━━━ Listed records
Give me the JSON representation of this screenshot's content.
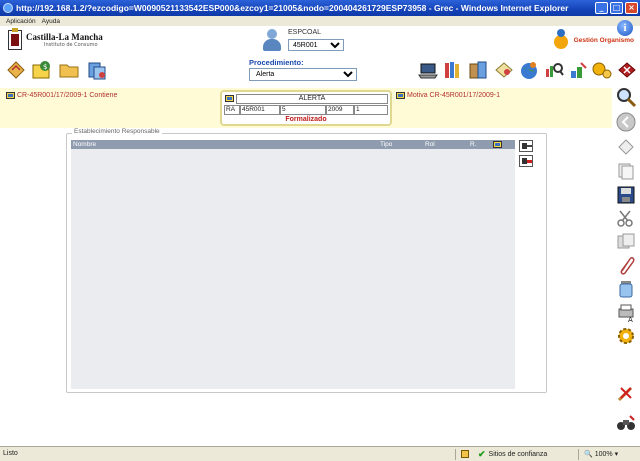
{
  "window": {
    "title": "http://192.168.1.2/?ezcodigo=W0090521133542ESP000&ezcoy1=21005&nodo=200404261729ESP73958 - Grec - Windows Internet Explorer",
    "min_glyph": "_",
    "max_glyph": "□",
    "close_glyph": "×"
  },
  "menubar": {
    "items": [
      "Aplicación",
      "Ayuda"
    ]
  },
  "header": {
    "logo_name": "Castilla-La Mancha",
    "logo_sub": "Instituto de Consumo",
    "user_label": "ESPCOAL",
    "user_value": "45R001",
    "gestion_label": "Gestión Organismo",
    "info_glyph": "i"
  },
  "toolbar": {
    "procedimiento_label": "Procedimiento:",
    "procedimiento_value": "Alerta"
  },
  "context": {
    "contiene_link": "CR-45R001/17/2009-1 Contiene",
    "motiva_link": "Motiva CR-45R001/17/2009-1",
    "alerta": {
      "title": "ALERTA",
      "cells": [
        "RA",
        "45R001",
        "5",
        "2009",
        "1"
      ],
      "status": "Formalizado"
    }
  },
  "establecimiento": {
    "legend": "Establecimiento Responsable",
    "columns": [
      "Nombre",
      "Tipo",
      "Rol",
      "R."
    ]
  },
  "statusbar": {
    "text": "Listo",
    "trusted": "Sitios de confianza",
    "zoom": "100%",
    "check_glyph": "✔",
    "zoom_glyph": "🔍",
    "caret_glyph": "▾"
  },
  "colors": {
    "titlebar": "#1543b8",
    "context_bg": "#fffbd6",
    "grid_header": "#8f9caf",
    "link_red": "#b03030",
    "status_red": "#c01a1a",
    "proc_blue": "#1b49b0"
  }
}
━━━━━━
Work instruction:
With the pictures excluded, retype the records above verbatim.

Result of the exercise:
Give me the JSON representation of this screenshot's content.
{
  "window": {
    "title": "http://192.168.1.2/?ezcodigo=W0090521133542ESP000&ezcoy1=21005&nodo=200404261729ESP73958 - Grec - Windows Internet Explorer",
    "min_glyph": "_",
    "max_glyph": "□",
    "close_glyph": "×"
  },
  "menubar": {
    "items": [
      "Aplicación",
      "Ayuda"
    ]
  },
  "header": {
    "logo_name": "Castilla-La Mancha",
    "logo_sub": "Instituto de Consumo",
    "user_label": "ESPCOAL",
    "user_value": "45R001",
    "gestion_label": "Gestión Organismo",
    "info_glyph": "i"
  },
  "toolbar": {
    "procedimiento_label": "Procedimiento:",
    "procedimiento_value": "Alerta"
  },
  "context": {
    "contiene_link": "CR-45R001/17/2009-1 Contiene",
    "motiva_link": "Motiva CR-45R001/17/2009-1",
    "alerta": {
      "title": "ALERTA",
      "cells": [
        "RA",
        "45R001",
        "5",
        "2009",
        "1"
      ],
      "status": "Formalizado"
    }
  },
  "establecimiento": {
    "legend": "Establecimiento Responsable",
    "columns": [
      "Nombre",
      "Tipo",
      "Rol",
      "R."
    ]
  },
  "statusbar": {
    "text": "Listo",
    "trusted": "Sitios de confianza",
    "zoom": "100%",
    "check_glyph": "✔",
    "zoom_glyph": "🔍",
    "caret_glyph": "▾"
  },
  "colors": {
    "titlebar": "#1543b8",
    "context_bg": "#fffbd6",
    "grid_header": "#8f9caf",
    "link_red": "#b03030",
    "status_red": "#c01a1a",
    "proc_blue": "#1b49b0"
  }
}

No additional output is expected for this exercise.